One of the many delights of traveling the back roads of the northeastern states is the sight of the many old barns that dot the countryside. Each one is a testimony to the families who built and worked in them for decades, each unique in its own way but all filling the basic need for livestock shelter and the storage of fodder. For those children fortunate enough to have grown up familiar with such structures, memories of jumping in the hay mow is long remembered and the scent of new mown June hay lingers for a lifetime. Perhaps less nostalgic are the memories of mowing away that same hay on a sweltering June afternoon, a 5 ft. tall, 10 year old frame wrestling with a 6 ft. pitch fork handle, hoping that the arrival of the next load from the track high up on the ridgepole might be delayed for just a few minutes. That seldom happened. Continue reading
by Tamara Scully
When it comes to milk production, dry matter intake is key. Learning to balance the quality and availability of pasture forages with the protein and energy needed in the dairy cow diet is one of the challenges when grazing. Many variables occur when grazing that affect the nutritional quality of the pasture forages. Managing a grazing program can be rewarding, but challenging, for dairy producers.
“No matter if a cow is grazing or totally confined, her milk production will be largely based on the total amount of dry matter consumed,” Mike Thresher, dairy specialist with Morrison’s Custom Feeds said. “The more a cow can consume, the more that gets turned into milk production.” Continue reading
After visiting a sheep farm as a youngster, Ulf Kintzel decided he wanted to become a shepherd. He spent school vacations working on that farm, and eventually did an apprenticeship in Germany to become a shepherd.
“There was something appealing to me about sheep,” said Kintzel, who moved to the United States in 1995 after graduating with a degree in agricultural engineering. “I was never intrigued the same way by cattle, goats or other livestock.” Continue reading
by Steve Wagner
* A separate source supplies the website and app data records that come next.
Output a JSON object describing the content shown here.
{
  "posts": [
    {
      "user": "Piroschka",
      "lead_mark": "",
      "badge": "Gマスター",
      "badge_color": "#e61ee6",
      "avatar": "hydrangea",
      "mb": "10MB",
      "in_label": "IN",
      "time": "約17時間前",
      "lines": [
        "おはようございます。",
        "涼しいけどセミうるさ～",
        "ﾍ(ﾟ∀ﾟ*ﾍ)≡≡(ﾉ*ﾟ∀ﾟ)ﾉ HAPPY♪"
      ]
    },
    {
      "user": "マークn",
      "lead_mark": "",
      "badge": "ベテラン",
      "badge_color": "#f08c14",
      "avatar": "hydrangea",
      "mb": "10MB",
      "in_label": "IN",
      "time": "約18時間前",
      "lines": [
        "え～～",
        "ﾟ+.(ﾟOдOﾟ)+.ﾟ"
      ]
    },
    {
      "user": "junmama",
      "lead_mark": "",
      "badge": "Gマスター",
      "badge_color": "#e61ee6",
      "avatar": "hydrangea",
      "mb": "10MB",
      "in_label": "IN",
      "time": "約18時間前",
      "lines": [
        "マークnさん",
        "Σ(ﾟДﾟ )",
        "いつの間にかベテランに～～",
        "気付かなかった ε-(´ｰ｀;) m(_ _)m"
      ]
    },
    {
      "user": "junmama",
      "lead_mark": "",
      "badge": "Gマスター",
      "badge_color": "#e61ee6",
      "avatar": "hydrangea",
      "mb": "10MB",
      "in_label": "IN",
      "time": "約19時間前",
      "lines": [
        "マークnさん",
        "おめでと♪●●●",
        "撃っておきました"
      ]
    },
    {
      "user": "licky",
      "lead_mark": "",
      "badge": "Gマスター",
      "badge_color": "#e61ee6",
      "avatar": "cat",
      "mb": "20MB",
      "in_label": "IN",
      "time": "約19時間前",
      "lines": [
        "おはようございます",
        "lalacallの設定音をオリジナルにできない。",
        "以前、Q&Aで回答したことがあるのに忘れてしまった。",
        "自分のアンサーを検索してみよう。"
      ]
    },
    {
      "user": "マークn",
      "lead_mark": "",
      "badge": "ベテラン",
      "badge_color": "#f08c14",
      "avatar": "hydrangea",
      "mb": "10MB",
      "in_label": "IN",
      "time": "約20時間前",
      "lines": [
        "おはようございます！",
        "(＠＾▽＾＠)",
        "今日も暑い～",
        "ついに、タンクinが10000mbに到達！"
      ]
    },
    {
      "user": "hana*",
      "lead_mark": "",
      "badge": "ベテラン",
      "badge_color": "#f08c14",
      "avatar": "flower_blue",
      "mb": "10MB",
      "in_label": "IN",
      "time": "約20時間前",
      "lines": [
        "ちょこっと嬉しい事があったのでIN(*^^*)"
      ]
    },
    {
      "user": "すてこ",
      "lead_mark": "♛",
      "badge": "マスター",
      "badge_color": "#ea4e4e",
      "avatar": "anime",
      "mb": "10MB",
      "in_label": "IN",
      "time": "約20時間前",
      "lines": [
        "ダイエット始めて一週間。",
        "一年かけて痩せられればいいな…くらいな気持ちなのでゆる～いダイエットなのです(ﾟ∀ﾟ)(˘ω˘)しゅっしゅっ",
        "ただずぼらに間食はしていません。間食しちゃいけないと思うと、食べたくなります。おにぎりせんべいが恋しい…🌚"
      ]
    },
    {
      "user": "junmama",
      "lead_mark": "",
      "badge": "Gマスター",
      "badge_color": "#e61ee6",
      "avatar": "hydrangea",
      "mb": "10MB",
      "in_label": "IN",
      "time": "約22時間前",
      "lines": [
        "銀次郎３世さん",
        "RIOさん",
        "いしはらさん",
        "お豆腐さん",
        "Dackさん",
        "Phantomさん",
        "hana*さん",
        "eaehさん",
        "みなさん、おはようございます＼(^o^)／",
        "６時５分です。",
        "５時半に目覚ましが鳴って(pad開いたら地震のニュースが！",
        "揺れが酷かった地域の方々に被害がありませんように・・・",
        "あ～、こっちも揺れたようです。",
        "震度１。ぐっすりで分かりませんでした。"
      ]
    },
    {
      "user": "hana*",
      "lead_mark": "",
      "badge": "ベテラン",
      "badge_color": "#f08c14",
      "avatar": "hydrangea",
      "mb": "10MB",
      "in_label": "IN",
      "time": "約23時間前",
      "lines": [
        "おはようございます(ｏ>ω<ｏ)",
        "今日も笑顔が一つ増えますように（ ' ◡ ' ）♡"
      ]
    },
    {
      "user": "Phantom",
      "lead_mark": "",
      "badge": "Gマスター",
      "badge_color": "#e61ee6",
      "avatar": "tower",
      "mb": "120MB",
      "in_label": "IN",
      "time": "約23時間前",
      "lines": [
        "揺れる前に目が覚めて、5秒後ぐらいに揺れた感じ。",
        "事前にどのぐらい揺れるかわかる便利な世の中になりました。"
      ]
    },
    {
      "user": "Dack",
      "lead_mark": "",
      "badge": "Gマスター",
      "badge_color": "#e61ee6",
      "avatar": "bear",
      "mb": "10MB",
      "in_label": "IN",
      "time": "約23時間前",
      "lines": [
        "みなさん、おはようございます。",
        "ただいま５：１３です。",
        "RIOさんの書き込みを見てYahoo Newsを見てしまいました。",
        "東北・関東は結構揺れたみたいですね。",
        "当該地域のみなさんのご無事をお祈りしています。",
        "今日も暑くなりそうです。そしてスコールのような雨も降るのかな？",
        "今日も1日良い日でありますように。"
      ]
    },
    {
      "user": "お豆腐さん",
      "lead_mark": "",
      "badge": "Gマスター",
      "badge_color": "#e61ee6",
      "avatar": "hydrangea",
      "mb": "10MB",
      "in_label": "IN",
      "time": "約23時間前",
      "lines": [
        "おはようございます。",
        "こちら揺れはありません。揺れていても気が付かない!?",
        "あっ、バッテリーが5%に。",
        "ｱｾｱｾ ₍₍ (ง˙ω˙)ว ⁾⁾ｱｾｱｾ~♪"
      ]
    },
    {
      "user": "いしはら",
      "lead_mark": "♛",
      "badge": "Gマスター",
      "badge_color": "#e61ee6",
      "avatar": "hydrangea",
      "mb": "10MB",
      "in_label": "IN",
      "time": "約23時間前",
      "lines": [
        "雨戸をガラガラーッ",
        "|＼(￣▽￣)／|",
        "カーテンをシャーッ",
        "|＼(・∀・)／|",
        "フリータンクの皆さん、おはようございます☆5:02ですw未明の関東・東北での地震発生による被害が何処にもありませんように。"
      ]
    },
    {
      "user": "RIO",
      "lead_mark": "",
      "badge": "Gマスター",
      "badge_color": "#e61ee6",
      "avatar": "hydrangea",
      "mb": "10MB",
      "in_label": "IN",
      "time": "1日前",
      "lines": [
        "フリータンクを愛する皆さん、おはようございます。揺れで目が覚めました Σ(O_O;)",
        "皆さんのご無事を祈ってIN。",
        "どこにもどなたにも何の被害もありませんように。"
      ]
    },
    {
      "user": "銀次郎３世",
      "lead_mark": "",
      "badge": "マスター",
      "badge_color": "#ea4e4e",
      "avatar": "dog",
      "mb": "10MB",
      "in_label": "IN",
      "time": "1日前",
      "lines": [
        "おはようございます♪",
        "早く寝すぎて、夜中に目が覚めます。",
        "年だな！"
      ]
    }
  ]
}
At the 45th Cattle Feeder’s Day held at Lancaster, PA’s Farm and Home Center on Jan. 28, Penn State Extension Veterinarian Dr. Dave Wolfgang fielded questions at the end of his presentation on wise use of antibiotics. In his talk, he referenced what he called a new era of regulation. Because some farmers see regulation as the enemy or as over-regulation or even regulatory over-reach, Wolfgang went on the record as saying that exacting records keeping can only protect the farmer. Continue reading